Manuel Lopes Andrade, aka Tcheka, was born on the 20th July 1973 in the port of Ribeira Barca, Santa Catarina district, on Santiago, the most African island of the Cape Verde archipelago. At a very early age, he began to perform alongside his father, Nho Raul Andrade, a highly popular violinist at the island’s village dances and festivities. Tcheka was in good hands. Every wrong note brought a rap on the knuckles from his father’s bow, but he learned quickly and soon made his mark at dances, weddings, baptisms and so on.
However, the boy had other ambitions. At 15, he began to develop a more personal style, based on batuque, one of Santiago Island’s more popular beats, originally played by women. One of the first pieces he wrote, “Man’ba des bes kumida dâ”, gave a clear idea of the musical path he wished to follow. His aim was to widen the appeal of batuque, turning it into a beat that everyone would love.
In the meantime, a man must earn his living. Tcheka left his rural home and went to live in Praia, where he became a cameraman for national television, a job that involved travel and broadened his horizons. In Praia, Tcheka met journalist Julio Rodrigues and wrote a number of songs with him.
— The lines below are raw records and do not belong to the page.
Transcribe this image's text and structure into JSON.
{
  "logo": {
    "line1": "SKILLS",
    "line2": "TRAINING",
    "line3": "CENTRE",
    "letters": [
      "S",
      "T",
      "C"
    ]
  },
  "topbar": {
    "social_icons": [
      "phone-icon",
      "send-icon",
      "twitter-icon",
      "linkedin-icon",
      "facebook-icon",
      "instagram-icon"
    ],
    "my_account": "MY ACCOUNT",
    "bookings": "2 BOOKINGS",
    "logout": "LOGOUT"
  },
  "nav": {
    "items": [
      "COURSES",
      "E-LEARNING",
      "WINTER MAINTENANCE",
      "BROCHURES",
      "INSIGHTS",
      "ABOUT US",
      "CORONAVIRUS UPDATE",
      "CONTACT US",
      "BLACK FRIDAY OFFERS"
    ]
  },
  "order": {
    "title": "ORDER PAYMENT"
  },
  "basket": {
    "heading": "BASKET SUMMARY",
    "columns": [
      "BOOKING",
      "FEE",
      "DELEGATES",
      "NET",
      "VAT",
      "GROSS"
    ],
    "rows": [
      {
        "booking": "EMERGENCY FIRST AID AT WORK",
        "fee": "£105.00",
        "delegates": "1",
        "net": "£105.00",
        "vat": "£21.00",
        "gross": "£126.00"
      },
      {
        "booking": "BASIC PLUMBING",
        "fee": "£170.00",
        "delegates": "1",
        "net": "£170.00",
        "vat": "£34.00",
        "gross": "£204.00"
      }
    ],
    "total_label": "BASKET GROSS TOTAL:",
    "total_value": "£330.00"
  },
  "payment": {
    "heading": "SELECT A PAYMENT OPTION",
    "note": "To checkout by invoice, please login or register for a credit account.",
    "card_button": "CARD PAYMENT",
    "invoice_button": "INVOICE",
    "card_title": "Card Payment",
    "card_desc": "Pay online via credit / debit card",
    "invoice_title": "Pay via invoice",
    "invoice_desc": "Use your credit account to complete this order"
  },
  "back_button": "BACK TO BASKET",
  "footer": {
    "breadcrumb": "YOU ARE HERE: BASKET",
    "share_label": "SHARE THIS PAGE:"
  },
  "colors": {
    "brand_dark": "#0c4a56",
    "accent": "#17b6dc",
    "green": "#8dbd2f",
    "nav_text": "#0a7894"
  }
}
The two played informally in the bars of the Cape Verdean capital and other musicians soon joined them: percussionist Pery, bassist Kizo, flautist Robert Pemberton (a Scotsman who lived in Cape Verde) and, more recently, percussionist Raul.
Today, Tcheka is well-known in Praia for his work in modernising “batuque”, in much the same way as Catchas updated Funana, the other great Santiago beat, in the seventies. Providing a new reading of batuque while conserving its traditional structures is the message of Tcheka’s first album, entitled “Argui” (“rise / stand up” in Creole).
Note on Batuqye: Batuque, a beat specific to the island of Santiago in the Cape Verde archipelago, conveys the collective memory and identity of a people. Batuque was first played after work in the fields, traditionally by women. Sitting in a circle, they tapped on a “tchabeta”, a bundle of cloth, normally made of piled loincloths that they rolled up and held between their legs. Depending on the thickness and compression of the fabric used, these cloth drums produced a variety of sounds. Batuque provided an accompaniment for “finaçon”, a vocal style that the women improvised to suit their audience and the occasion. Following African tradition, the singers commented on village events, celebrated farming festivals, births and marriages, and commemorated deaths. Sometimes one of them would enter the “terrero” (the inside of the circle) and dance.
Today, these inflexible traditions have been radically updated. Firstly, the women – who hardly ever wear loincloths now – make their drums from plastic bags. Stacked and folded in the customary way, they produce a wide range of sounds (listen to the Terrero album). Secondly, young men (Tcheka is not alone) are adopting these traditional styles, batuque and finaçon, their childhood lullaby, to assert their African identity more actively.